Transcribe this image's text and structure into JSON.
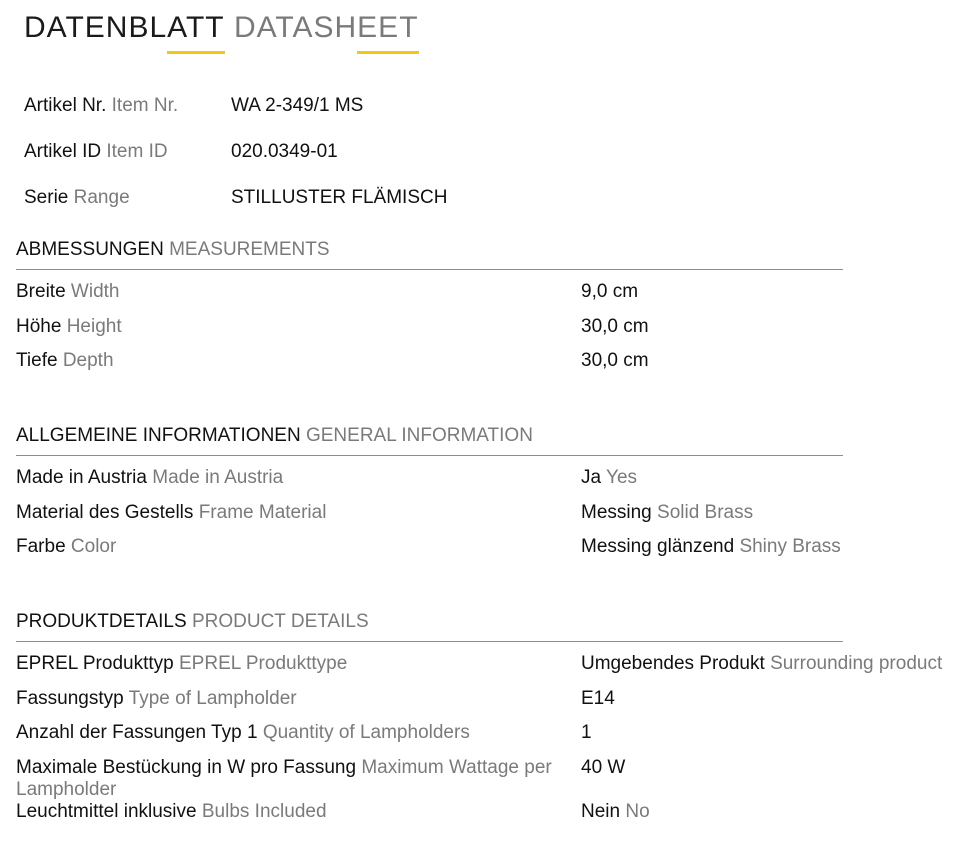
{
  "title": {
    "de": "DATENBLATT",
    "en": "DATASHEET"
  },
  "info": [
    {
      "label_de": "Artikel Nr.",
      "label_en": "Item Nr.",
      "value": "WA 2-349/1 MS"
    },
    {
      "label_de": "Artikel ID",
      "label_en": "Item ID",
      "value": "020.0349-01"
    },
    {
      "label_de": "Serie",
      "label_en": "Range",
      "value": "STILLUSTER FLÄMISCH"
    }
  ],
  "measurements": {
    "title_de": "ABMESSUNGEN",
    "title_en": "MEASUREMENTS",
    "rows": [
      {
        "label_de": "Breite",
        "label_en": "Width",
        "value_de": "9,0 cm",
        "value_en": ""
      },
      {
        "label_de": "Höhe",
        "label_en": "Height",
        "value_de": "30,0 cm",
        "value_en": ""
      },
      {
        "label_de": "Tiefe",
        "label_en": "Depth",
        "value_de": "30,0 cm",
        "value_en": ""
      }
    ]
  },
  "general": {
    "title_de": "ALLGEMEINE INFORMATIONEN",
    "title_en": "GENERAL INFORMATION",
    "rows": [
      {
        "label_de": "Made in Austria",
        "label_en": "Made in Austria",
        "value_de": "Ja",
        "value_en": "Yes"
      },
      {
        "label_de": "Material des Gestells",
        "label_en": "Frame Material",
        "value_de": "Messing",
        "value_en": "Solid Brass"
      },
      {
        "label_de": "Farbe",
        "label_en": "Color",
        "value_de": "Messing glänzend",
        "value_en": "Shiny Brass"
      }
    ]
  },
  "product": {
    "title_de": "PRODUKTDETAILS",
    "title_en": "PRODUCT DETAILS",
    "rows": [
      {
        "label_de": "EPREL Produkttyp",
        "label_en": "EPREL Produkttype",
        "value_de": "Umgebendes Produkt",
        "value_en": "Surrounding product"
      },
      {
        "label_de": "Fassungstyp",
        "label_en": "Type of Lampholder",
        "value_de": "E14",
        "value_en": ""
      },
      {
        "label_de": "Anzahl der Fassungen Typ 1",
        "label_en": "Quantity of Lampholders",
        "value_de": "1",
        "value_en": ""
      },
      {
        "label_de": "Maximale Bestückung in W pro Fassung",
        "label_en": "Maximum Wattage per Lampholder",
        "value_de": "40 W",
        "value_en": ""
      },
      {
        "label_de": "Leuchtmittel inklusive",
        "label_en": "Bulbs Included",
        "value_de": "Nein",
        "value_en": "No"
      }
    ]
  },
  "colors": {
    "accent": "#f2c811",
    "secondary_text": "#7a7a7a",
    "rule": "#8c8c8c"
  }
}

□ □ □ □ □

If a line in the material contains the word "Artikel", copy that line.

      "label_de": "Artikel Nr.",
      "label_de": "Artikel ID",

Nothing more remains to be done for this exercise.